Sincere Thanks to Kurt’s Karass
“If you are an American, you must allow all ideas to circulate freely in your community, not merely your own.” This was one of the themes of Night of Vonnegut, sponsored in part by Wabash College on April 11. While “So it goes” and other quotes were referenced as part of our 50th anniversary celebration of Slaughterhouse-Five, the theme of the evening related to Vonnegut’s courage in sharing his honest description of war at a time in our country when people didn’t necessarily want to be honest about war. The truth was often too ugly for people. Interestingly, Greg Castanias (who served as Honorary Co-Chair of the event, along with his wife Jane) further reflected on the book by describing how he discovered that his own father was one of those service members involved in the firebombing of Dresden.
And if that story wasn’t interesting enough, Night of Vonnegut featured an author, who, like Vonnegut has been banned. Best-selling author Salman Rushdie, who was interviewed by the exceptional historian Douglas Brinkley, wowed the crowd. The introduction to Rushdie was given by an 11-year-old student, Sophie Maurer, who has read Rushdie’s work. Her speech on freedom of expression and her appreciation of Rushdie led to a standing ovation. Rushdie’s thoughtful perspectives and sharp wit also brought our nearly 400-person audience to its feet.

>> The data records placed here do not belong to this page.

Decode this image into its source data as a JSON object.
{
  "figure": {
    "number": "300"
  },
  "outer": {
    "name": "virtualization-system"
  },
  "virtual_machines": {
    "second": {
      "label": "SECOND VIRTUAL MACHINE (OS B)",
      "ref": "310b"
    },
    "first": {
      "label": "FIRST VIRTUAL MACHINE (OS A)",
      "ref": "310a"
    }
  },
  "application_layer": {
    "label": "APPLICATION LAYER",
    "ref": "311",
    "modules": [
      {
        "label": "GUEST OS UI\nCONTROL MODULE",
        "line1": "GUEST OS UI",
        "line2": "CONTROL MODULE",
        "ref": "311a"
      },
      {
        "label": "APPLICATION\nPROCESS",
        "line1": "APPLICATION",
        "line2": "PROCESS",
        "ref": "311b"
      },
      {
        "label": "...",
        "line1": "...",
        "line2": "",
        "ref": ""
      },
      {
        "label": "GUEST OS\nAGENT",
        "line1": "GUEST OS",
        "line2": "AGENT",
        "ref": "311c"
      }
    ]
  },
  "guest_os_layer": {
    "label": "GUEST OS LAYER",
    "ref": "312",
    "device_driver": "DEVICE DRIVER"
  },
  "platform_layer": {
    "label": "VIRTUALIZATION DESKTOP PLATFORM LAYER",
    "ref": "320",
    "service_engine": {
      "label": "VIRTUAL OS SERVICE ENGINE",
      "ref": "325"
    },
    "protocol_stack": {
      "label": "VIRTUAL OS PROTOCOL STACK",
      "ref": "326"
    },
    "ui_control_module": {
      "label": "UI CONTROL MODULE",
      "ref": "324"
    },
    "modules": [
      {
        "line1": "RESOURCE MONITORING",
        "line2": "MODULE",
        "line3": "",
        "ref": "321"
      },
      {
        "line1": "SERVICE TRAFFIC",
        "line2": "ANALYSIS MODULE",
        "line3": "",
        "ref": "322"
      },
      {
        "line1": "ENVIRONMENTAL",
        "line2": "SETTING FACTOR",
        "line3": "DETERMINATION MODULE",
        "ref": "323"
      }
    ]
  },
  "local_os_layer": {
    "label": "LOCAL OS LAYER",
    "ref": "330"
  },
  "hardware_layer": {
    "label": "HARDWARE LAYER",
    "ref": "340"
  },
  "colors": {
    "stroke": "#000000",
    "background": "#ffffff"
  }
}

And if that wasn’t enough, something else made the evening magical. It could have been the two Shortridge High School students, Lucy Pickett and Corbin Katner, who received $1,000 scholarships for their thoughtful essays on Slaughterhouse-Five.
It could have been the film world-renowned entrepreneur and philanthropist Kimbal Musk shared with us as we presented the Common Decency Award to him in absentia. It could have been the folks from Jockamo Upper Crust, who won this year’s first-ever Kurt Vonnegut Cuisine Award. It could have been the extraordinary Rushdie/Brinkley conversation. It could have been the creative and hilarious 1969 costumes. It could have been all the food vendors that donated to us that night. It could have been the far-out 1969 music. It could have been the presentation we gave about the ways in which 543 Indiana Avenue will make the ideal permanent home for KVML. It could have been the fact that our friend Mickey Maurer led the fundraising call-out, which raised more than $190,000 in cash and pledges that night. It could have been any of those things or any number of additional aspects of the evening that made it special – that made it really stand out as the BEST EVER Night of Vonnegut.
I think it could be summed up as one clear thing that made the evening so special – Kurt’s Karass – from everyone listed above to the committee that planned the event along with the hardworking staff, the volunteers who showed up to do the thankless jobs, the journalists who wanted to mark this moment in our local history, the board members who helped to fill the tables with guests and asked them to donate to our cause, and to our very generous sponsors, this event could not have happened without a loving Karass that knows Vonnegut matters and recognizes that our mission of advocating for free expression and common decency is important.
We thank you all!